TitleCommunity-based participatory research in a large cohort study of chronic diseases among Alaska native adults
Publication TypeJournal Article
Year of Publication2010
AuthorsRedwood, D, Lanier, A, Kemberling, M, Klejka, J, Sylvester, I, Lundgren, K
JournalProg Community Health PartnershProg Community Health Partnersh
Volume4
Pagination325-30
Date PublishedWinter
ISBN Number1557-0541 (Print)<br/>1557-0541 (Linking)
Accession Number21169710
KeywordsAlaska/epidemiology, Capacity Building/organization & administration, Chronic Disease/ ethnology, Cohort Studies, Community-Based Participatory Research/ organization & administration, Cooperative Behavior, Humans, Indians, North American, Information Dissemination, Inuits, Patient Selection, Prospective Studies, Research Design, Risk Factors

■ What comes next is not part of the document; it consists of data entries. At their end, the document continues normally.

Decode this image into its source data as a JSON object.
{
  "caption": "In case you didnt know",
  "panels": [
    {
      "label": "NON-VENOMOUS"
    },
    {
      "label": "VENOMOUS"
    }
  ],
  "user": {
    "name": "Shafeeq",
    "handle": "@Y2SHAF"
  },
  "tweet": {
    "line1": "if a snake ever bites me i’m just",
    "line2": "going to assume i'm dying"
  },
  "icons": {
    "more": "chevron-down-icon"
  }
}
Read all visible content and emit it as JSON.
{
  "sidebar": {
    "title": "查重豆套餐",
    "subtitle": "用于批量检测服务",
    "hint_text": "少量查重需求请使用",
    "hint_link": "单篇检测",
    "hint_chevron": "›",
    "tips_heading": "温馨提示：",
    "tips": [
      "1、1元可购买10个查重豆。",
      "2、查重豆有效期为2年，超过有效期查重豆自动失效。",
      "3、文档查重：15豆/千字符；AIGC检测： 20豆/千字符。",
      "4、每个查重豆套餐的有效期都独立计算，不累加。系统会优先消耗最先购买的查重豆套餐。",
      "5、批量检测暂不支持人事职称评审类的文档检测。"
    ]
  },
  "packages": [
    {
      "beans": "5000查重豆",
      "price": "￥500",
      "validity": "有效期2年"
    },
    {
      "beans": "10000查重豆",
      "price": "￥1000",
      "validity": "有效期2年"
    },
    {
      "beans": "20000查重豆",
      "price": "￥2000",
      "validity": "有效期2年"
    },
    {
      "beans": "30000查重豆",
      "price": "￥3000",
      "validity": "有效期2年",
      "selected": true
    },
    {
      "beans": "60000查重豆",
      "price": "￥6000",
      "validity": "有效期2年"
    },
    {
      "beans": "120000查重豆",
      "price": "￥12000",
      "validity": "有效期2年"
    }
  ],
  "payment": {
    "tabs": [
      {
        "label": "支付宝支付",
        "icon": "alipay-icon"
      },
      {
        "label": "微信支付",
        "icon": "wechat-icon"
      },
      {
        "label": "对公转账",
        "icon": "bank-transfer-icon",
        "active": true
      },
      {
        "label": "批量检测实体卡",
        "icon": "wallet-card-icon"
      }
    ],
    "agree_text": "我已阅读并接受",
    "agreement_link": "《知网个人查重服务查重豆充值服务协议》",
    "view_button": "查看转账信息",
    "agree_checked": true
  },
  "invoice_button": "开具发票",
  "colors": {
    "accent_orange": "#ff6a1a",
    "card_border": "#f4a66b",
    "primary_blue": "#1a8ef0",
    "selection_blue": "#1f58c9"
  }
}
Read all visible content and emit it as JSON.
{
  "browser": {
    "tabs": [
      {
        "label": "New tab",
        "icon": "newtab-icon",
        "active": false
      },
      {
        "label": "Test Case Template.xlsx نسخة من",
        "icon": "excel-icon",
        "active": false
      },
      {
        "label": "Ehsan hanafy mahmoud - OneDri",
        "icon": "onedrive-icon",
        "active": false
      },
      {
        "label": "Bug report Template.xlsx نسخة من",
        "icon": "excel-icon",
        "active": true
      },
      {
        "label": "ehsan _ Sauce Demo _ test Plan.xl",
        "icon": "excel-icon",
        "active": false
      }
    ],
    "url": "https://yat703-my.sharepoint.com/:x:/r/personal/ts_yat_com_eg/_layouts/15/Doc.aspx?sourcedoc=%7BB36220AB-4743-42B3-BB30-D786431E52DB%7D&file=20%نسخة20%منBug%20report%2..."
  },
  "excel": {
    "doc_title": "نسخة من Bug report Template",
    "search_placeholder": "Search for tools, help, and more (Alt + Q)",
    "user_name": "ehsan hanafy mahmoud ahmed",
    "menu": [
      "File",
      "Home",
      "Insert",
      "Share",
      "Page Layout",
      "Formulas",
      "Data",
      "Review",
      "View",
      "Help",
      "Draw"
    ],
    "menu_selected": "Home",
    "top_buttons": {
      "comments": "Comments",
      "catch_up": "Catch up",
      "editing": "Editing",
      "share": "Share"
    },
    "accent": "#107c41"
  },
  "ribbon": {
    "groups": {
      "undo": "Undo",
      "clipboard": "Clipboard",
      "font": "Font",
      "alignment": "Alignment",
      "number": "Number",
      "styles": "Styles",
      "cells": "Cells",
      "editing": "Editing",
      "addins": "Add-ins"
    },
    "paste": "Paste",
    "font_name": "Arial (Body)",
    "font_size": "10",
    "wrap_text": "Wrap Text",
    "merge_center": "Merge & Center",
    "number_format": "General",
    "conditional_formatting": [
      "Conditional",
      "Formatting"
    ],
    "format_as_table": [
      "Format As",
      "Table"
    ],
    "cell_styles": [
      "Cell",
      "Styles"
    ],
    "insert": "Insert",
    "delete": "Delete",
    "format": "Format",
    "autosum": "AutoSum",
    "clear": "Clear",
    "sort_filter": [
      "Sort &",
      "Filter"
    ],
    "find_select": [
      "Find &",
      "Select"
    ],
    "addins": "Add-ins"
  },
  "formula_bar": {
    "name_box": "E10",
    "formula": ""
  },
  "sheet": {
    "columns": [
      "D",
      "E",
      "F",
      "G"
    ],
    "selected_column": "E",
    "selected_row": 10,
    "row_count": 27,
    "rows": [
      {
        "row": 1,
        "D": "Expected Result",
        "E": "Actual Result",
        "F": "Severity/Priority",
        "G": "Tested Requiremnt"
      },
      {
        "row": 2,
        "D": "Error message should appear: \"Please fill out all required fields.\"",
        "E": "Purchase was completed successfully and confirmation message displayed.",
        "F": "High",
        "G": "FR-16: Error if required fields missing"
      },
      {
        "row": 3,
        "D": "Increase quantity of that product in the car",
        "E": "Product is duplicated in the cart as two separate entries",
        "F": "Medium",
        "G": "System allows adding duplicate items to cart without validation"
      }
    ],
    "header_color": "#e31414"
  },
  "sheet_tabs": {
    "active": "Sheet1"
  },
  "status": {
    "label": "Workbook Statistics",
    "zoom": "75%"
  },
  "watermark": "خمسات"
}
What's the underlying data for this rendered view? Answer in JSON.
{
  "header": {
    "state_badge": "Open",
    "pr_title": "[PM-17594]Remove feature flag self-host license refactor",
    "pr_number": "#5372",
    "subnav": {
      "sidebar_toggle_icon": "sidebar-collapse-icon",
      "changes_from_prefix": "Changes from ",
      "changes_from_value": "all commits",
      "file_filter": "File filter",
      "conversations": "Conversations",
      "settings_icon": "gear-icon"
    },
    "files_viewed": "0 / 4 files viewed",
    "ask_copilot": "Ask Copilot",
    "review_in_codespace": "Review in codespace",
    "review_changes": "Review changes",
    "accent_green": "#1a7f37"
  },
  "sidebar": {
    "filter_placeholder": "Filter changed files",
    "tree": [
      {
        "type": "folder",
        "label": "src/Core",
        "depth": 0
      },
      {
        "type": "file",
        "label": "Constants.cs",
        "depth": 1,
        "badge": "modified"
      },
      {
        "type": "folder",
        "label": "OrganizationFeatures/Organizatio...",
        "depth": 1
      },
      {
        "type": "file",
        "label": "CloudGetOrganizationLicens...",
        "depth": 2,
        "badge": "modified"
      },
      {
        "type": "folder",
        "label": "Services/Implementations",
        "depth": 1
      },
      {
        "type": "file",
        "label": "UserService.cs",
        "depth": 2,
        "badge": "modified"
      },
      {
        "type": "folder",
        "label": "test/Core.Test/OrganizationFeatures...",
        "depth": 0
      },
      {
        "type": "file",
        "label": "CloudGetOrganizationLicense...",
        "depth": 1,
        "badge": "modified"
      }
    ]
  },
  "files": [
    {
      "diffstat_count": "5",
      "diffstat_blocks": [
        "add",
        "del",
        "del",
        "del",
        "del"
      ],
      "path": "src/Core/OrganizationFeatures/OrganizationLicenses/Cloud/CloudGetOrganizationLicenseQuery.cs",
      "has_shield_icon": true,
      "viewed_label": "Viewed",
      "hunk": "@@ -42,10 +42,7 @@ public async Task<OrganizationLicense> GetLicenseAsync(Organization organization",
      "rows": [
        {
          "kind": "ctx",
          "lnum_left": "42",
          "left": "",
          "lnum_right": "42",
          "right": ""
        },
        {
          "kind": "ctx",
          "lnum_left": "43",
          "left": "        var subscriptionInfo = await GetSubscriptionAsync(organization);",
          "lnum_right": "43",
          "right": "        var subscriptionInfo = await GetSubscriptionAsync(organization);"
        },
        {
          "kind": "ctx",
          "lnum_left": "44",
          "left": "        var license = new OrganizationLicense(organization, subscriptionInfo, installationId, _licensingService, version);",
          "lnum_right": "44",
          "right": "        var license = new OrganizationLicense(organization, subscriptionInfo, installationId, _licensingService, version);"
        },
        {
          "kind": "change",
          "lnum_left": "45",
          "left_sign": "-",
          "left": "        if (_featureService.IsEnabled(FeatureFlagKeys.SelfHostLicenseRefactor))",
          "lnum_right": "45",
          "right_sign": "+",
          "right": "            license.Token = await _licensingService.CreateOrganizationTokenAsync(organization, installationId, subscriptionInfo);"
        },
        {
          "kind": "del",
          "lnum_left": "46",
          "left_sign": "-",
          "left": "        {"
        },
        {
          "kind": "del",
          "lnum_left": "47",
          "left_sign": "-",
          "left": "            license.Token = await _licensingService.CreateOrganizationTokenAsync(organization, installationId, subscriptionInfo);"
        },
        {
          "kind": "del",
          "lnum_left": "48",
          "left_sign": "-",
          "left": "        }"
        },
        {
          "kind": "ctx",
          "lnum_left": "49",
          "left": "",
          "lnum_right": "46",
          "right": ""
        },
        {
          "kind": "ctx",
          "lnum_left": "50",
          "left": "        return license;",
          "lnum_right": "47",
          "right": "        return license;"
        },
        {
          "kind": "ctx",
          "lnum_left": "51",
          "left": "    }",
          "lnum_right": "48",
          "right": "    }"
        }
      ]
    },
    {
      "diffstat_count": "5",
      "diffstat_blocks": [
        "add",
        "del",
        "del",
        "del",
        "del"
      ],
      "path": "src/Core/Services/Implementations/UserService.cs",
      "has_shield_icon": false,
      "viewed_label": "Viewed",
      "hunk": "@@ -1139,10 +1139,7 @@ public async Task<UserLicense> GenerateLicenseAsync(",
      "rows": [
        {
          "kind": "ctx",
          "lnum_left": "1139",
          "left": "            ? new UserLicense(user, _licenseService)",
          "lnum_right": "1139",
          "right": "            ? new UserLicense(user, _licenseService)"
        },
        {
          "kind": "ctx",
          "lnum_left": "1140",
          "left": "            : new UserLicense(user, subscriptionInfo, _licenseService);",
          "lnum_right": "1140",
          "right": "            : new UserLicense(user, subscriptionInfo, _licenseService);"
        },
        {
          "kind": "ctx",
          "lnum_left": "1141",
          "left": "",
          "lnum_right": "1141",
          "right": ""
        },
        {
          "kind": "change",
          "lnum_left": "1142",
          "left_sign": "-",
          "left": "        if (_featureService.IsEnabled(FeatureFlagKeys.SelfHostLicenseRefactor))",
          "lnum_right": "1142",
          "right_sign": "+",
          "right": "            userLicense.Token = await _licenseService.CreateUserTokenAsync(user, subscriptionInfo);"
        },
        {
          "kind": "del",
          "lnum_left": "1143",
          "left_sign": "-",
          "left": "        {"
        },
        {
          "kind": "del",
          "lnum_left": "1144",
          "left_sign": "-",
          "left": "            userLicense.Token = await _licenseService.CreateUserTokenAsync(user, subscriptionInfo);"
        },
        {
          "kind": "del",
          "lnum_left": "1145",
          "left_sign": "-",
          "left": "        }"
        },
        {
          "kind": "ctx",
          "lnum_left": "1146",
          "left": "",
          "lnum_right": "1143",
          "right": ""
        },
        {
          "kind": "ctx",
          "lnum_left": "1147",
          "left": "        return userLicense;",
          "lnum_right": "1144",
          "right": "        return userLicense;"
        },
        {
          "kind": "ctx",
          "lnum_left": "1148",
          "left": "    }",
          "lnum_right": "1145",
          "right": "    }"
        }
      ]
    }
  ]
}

AbstractBACKGROUND: In 2001, the National Cancer Institute (NCI) funded a project to develop methods to recruit American Indian and Alaska Native (AI/AN) adults for a prospective cohort study of chronic disease risk and protective factors. OBJECTIVE: We describe how the use of community-based participatory research (CBPR) principles led to more effective study design and implementation in a study in Alaska. METHODS: CBPR elements included collaboration between researchers and tribes at all stages of the project, capacity building through training AI/AN staff in research methods, and knowledge dissemination through presentations, newsletters, and individual and community health feedback based on results of the study. RESULTS: Between March 2004 and August 2006, 3,821 AI/ AN adults from 26 Alaskan communities enrolled in the study. Retention in the study is high, with over 88% of participants successfully completing a 2-year follow-up questionnaire. CONCLUSION: CBPR methods have facilitated effective development of study methods, recruitment and retention. Efforts are on-going to continue work with this unique AI/AN research participant community.
Ethno Med: